WHAT TO PRODUCE — Give back the records in their entirety, exactly.

[Data about app and page elements]
==========

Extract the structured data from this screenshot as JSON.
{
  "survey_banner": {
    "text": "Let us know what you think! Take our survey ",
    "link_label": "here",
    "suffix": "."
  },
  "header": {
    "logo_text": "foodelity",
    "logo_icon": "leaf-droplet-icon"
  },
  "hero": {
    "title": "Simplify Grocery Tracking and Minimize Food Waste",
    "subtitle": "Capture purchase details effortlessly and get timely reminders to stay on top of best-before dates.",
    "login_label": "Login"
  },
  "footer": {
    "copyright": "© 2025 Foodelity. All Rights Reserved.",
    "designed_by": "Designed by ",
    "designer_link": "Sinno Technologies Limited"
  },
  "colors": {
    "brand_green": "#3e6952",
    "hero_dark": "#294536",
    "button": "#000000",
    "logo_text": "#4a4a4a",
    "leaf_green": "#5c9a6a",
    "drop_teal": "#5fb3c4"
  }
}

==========

RESULT FOR THIS TASK —
Extract the structured data from this screenshot as JSON.
{
  "survey_banner": {
    "text": "Let us know what you think! Take our survey ",
    "link_label": "here",
    "suffix": "."
  },
  "header": {
    "logo_text": "foodelity",
    "logo_icon": "leaf-droplet-icon"
  },
  "hero": {
    "title": "Simplify Grocery Tracking and Minimize Food Waste",
    "subtitle": "Capture purchase details effortlessly and get timely reminders to stay on top of best-before dates.",
    "login_label": "Login"
  },
  "footer": {
    "copyright": "© 2025 Foodelity. All Rights Reserved.",
    "designed_by": "Designed by ",
    "designer_link": "Sinno Technologies Limited"
  },
  "colors": {
    "brand_green": "#3e6952",
    "hero_dark": "#294536",
    "button": "#000000",
    "logo_text": "#4a4a4a",
    "leaf_green": "#5c9a6a",
    "drop_teal": "#5fb3c4"
  }
}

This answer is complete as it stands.